Like in other countries, Malawian small businesses often have limited liquid capital during the start-up phase and throughout their operations. This can affect their ability to purchase large quantities of goods at discounted prices, adopt new technologies, or allocate a significant budget for marketing efforts.

As a result, small businesses in Malawi generally have fewer employees and might struggle to provide the same worker benefits that larger corporations offer. While product-oriented businesses may not be able to compete with department store prices, service-oriented companies can be more cost-effective due to lower overheads.

In Malawi, small businesses might be referred to as micro-businesses or community enterprises. Various local associations and groups exist to support and promote these small businesses within the region.

Such organizations often provide business classes and networking opportunities for small business owners and might organize events to showcase these businesses to the public. Common industries for small businesses in Malawi include retail, hospitality, food service, consulting, personal services like hair salons or tailoring, and professional services such as legal or tax consultancy.

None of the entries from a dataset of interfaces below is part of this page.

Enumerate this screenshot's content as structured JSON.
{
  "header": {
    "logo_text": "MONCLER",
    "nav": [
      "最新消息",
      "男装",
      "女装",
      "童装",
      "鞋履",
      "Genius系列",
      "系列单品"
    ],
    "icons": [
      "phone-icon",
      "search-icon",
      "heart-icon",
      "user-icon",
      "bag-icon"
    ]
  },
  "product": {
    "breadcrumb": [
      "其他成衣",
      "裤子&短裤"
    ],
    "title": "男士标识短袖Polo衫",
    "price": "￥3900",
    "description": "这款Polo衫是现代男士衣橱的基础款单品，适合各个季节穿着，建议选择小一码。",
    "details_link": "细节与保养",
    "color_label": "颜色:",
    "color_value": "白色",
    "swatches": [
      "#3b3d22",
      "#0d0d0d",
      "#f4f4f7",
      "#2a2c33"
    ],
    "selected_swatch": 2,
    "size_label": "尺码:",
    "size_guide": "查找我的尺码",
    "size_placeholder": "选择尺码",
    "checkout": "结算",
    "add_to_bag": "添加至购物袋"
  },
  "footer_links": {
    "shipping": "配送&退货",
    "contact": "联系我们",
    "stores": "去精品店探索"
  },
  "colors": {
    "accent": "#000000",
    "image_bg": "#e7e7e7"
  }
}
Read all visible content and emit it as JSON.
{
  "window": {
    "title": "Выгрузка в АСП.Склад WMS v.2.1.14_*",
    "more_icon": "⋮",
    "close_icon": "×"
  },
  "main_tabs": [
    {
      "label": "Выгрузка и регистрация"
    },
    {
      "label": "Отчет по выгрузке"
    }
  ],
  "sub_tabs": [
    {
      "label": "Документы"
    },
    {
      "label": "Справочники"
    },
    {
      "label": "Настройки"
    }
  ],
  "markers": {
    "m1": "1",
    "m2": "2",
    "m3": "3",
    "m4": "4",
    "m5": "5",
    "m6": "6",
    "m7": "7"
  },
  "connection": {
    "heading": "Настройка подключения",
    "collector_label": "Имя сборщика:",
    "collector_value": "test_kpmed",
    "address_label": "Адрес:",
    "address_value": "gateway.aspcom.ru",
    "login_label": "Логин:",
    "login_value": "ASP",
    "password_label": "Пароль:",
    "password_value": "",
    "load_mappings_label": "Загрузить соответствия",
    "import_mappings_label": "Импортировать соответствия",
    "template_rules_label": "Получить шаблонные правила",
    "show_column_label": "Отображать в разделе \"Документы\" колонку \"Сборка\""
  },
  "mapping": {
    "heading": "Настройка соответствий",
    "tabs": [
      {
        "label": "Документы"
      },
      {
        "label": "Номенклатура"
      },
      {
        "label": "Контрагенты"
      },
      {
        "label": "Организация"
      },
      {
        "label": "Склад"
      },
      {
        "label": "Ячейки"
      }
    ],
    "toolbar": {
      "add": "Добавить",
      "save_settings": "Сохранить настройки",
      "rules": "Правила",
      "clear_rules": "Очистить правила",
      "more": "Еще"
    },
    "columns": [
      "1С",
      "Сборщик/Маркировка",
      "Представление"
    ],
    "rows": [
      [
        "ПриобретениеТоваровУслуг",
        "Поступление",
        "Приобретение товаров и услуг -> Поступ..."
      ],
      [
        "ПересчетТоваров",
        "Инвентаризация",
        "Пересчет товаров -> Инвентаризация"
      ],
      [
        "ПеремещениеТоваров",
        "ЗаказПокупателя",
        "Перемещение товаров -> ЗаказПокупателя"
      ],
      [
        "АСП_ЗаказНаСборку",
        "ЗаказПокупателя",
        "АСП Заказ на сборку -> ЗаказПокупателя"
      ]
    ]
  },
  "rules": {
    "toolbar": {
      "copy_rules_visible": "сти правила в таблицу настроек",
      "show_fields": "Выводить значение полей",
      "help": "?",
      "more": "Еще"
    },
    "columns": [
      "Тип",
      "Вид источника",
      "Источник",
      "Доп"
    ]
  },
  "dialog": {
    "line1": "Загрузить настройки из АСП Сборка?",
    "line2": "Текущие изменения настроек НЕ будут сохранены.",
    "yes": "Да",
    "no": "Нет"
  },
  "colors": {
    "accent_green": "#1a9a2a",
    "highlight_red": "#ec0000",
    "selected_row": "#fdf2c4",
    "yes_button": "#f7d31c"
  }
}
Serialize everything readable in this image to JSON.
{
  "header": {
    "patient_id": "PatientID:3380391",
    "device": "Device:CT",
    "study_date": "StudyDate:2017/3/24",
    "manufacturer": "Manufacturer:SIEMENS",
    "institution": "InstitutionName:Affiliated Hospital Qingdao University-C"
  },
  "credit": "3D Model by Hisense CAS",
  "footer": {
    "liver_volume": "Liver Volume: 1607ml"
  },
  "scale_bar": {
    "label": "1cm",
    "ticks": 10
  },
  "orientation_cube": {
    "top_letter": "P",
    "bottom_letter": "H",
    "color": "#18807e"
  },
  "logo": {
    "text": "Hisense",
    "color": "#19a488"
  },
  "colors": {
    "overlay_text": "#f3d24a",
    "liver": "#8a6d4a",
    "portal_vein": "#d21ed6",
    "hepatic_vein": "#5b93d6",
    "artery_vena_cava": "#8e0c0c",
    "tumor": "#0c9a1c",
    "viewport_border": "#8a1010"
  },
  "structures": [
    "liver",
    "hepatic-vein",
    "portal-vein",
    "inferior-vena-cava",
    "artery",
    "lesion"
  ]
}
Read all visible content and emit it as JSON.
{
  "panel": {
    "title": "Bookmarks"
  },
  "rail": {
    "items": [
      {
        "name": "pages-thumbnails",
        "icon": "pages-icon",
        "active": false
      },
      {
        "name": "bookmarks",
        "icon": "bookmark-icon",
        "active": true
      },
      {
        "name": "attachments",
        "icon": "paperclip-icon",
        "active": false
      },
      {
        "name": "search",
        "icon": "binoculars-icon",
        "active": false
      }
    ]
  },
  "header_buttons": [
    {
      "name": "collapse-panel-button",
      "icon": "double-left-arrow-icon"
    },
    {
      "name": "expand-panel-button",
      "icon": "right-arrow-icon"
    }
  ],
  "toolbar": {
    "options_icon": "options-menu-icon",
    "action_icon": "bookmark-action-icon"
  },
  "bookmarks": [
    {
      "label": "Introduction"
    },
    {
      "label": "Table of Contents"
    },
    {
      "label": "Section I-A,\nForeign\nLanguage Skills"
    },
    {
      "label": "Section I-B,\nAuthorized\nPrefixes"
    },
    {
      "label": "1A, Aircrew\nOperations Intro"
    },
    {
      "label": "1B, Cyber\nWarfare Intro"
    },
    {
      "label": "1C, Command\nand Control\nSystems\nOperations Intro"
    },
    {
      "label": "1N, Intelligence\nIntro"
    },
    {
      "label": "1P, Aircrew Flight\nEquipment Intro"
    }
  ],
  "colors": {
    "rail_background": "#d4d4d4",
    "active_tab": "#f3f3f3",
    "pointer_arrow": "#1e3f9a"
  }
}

Ready for the next step? Read our guide on how to Invest on the Malawi Stock Exchange and check our list of Malawi Stockbrokers then get some motivation by checking the list of the richest people in Malawi.

Wisdom Mayuni